Element data from apps and pages:
# # # #

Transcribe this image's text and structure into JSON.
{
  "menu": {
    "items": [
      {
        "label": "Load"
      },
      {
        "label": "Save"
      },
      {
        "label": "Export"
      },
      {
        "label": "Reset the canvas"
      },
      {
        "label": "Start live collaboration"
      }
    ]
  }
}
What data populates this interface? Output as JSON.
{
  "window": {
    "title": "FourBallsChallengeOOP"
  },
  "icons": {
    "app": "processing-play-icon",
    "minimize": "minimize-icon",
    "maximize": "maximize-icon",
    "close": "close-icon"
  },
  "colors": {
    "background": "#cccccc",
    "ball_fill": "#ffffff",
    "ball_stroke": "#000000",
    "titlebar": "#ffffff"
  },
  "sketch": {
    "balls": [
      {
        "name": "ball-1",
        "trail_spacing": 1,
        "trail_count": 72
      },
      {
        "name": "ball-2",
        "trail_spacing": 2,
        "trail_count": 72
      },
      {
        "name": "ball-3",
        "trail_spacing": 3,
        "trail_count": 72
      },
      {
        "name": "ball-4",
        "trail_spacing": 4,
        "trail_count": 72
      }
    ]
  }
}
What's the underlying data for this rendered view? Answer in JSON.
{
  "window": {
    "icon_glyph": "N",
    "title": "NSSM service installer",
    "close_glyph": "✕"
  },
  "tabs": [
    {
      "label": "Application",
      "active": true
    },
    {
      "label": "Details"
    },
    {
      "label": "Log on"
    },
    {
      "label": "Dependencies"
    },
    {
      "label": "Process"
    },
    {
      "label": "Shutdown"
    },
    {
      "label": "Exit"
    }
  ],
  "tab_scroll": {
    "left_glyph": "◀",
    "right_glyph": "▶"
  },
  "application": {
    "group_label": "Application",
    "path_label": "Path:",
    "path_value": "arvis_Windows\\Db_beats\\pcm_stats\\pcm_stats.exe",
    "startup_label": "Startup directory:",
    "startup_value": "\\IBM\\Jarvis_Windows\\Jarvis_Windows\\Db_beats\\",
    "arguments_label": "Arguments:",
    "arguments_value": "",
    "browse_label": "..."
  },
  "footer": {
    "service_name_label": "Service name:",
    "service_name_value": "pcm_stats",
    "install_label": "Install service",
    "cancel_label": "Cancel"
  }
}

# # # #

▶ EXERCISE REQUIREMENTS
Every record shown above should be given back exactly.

▶ PROBLEM SOLUTION
Transcribe this image's text and structure into JSON.
{
  "menu": {
    "items": [
      {
        "label": "Load"
      },
      {
        "label": "Save"
      },
      {
        "label": "Export"
      },
      {
        "label": "Reset the canvas"
      },
      {
        "label": "Start live collaboration"
      }
    ]
  }
}
What data populates this interface? Output as JSON.
{
  "window": {
    "title": "FourBallsChallengeOOP"
  },
  "icons": {
    "app": "processing-play-icon",
    "minimize": "minimize-icon",
    "maximize": "maximize-icon",
    "close": "close-icon"
  },
  "colors": {
    "background": "#cccccc",
    "ball_fill": "#ffffff",
    "ball_stroke": "#000000",
    "titlebar": "#ffffff"
  },
  "sketch": {
    "balls": [
      {
        "name": "ball-1",
        "trail_spacing": 1,
        "trail_count": 72
      },
      {
        "name": "ball-2",
        "trail_spacing": 2,
        "trail_count": 72
      },
      {
        "name": "ball-3",
        "trail_spacing": 3,
        "trail_count": 72
      },
      {
        "name": "ball-4",
        "trail_spacing": 4,
        "trail_count": 72
      }
    ]
  }
}
What's the underlying data for this rendered view? Answer in JSON.
{
  "window": {
    "icon_glyph": "N",
    "title": "NSSM service installer",
    "close_glyph": "✕"
  },
  "tabs": [
    {
      "label": "Application",
      "active": true
    },
    {
      "label": "Details"
    },
    {
      "label": "Log on"
    },
    {
      "label": "Dependencies"
    },
    {
      "label": "Process"
    },
    {
      "label": "Shutdown"
    },
    {
      "label": "Exit"
    }
  ],
  "tab_scroll": {
    "left_glyph": "◀",
    "right_glyph": "▶"
  },
  "application": {
    "group_label": "Application",
    "path_label": "Path:",
    "path_value": "arvis_Windows\\Db_beats\\pcm_stats\\pcm_stats.exe",
    "startup_label": "Startup directory:",
    "startup_value": "\\IBM\\Jarvis_Windows\\Jarvis_Windows\\Db_beats\\",
    "arguments_label": "Arguments:",
    "arguments_value": "",
    "browse_label": "..."
  },
  "footer": {
    "service_name_label": "Service name:",
    "service_name_value": "pcm_stats",
    "install_label": "Install service",
    "cancel_label": "Cancel"
  }
}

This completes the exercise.